The various unions that a lived experience worker might join have developed internal structures to better support different interests within the union. Most unions are organised into local branches, which are the most likely place an ordinary member would interface with the union. Branches must hold regular meetings for members, but in all honesty, in most places, branch meetings are seldom attended by anyone other than branch activists. Unions also tend to have a variety of regional level and national level structures and committees for driving forward the business of the union. Unison, the large public service union, has been commended by external commentators for its equalities structures. Different forums within the union have been developed as protected spaces for supporting the voice of specific groups who have notably been subject to workplace and societal disadvantage. These so-called self-organised groups are linked to branch level roles (e.g. Branch Women’s Officer, Branch Disabled Members’ Officer, or Branch Black Members’ Officer) and hold their own annual delegate conferences to agree policies and take policy motions to the overarching National Delegate Conference which is the supreme decision making body of the union. Similarly, different work sectors have their own branches and national conferences e.g. health, local government, community and voluntary sector. Thus, a lived experience worker within Unison might be employed by the NHS, so they would be in a health branch, or they might be employed by a social enterprise or voluntary sector organisation, so would be part of the union’s community and voluntary sector. As an individual, this person might identify as disabled, a woman, as an ethnic minority or be a young member – so could be active within one or more of these self-organised sections. Beyond this, within the health sector, different occupational groups have their own national committees e.g. nurses and midwives or ambulance and paramedic staff; though there is not yet an occupational group committee for lived experience workers, this could be a future possibility where it to be asked for within the union’s democratic processes. As such, there are different opportunities and potential opportunities for activism associated with lived experience roles to be taken forward within the union.

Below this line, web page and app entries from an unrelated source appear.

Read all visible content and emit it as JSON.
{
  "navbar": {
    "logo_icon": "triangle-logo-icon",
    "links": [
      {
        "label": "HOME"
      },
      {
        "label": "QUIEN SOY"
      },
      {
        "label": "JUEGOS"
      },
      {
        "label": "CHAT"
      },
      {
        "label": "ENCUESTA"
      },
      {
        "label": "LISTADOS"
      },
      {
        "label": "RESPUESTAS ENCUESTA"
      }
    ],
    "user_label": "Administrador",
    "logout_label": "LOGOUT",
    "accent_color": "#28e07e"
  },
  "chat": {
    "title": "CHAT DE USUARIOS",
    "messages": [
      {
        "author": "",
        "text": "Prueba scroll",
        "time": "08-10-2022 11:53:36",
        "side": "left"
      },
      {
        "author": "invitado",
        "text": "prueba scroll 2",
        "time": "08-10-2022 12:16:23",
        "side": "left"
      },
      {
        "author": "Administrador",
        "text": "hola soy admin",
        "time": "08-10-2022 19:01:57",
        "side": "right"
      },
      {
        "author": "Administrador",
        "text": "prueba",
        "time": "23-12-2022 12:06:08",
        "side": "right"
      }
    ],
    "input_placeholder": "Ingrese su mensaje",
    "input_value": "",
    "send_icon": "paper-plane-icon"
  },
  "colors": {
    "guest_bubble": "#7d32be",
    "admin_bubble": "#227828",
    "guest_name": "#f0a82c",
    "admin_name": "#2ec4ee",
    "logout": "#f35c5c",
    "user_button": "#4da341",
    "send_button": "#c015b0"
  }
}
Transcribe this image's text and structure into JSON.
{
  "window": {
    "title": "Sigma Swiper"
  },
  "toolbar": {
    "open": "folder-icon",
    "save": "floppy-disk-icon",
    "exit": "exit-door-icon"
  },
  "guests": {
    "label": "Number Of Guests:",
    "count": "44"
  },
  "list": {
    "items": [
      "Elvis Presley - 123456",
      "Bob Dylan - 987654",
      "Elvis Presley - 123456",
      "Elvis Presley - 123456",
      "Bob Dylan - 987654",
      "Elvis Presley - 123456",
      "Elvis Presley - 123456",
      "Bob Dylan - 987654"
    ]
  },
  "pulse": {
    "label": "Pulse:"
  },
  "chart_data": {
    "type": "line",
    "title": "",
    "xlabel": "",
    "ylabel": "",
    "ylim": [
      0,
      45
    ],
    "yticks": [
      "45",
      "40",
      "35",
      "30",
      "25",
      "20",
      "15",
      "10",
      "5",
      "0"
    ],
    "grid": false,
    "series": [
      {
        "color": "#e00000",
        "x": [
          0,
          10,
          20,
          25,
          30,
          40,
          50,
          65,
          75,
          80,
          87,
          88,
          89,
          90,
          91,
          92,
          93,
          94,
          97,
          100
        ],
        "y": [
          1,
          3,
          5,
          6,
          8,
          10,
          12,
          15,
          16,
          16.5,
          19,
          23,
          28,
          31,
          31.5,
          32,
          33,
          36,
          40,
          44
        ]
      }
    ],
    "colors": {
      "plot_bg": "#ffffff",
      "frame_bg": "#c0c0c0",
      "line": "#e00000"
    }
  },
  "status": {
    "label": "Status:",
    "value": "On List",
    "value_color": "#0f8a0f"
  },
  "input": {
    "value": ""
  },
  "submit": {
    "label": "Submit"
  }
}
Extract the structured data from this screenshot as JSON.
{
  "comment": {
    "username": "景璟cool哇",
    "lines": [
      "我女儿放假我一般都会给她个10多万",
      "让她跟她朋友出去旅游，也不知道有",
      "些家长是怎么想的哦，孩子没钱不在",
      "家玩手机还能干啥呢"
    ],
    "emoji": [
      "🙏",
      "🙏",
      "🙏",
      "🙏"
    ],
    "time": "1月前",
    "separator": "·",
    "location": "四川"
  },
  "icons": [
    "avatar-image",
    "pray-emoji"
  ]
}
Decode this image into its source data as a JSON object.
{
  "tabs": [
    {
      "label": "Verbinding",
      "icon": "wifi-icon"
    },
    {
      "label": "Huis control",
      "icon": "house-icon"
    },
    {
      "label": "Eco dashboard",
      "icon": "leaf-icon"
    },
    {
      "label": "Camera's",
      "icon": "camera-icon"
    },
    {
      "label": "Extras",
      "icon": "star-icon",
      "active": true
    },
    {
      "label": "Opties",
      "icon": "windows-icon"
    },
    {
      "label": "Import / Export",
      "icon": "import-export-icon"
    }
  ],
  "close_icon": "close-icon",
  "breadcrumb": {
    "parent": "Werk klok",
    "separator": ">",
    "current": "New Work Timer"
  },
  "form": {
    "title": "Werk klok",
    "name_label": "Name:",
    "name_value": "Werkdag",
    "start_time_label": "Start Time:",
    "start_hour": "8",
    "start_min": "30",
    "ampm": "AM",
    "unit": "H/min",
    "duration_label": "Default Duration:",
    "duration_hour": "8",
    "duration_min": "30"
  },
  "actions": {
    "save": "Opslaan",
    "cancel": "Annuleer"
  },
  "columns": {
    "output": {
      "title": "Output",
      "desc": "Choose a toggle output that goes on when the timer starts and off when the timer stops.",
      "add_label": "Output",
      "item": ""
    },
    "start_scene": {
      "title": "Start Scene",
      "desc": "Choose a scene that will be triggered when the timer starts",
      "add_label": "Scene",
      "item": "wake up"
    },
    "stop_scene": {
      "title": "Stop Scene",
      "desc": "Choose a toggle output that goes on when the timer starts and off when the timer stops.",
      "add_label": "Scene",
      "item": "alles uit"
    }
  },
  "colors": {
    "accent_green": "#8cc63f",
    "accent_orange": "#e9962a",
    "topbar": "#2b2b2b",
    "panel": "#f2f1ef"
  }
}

It is currently Unison policy to map lived experience roles, remuneration and further explore the potential for organising these roles within the union; this being decided at the last Health Conference because of a motion moved by the National Nursing occupational group which had been prompted by discussions with lived experience workers. The work to take this forward has been slow in being organised, largely because of broader organising issues and personnel changes within the union. The Nursing Committee remain keen to take this forward and committed to consult with lived experience workers and interested groups such as NSUN. This could be a golden opportunity for developing new opportunities for union membership and organising, with the promise to improve the material conditions of lived experience workers and, ideally, the esteem within which they are held by other workers. Beyond this, there might even be the potential to reinvigorate discussion and debate within the union about bigger issues framed by a politics of mental health, with lived experience worker activists in the vanguard of taking such matters forward.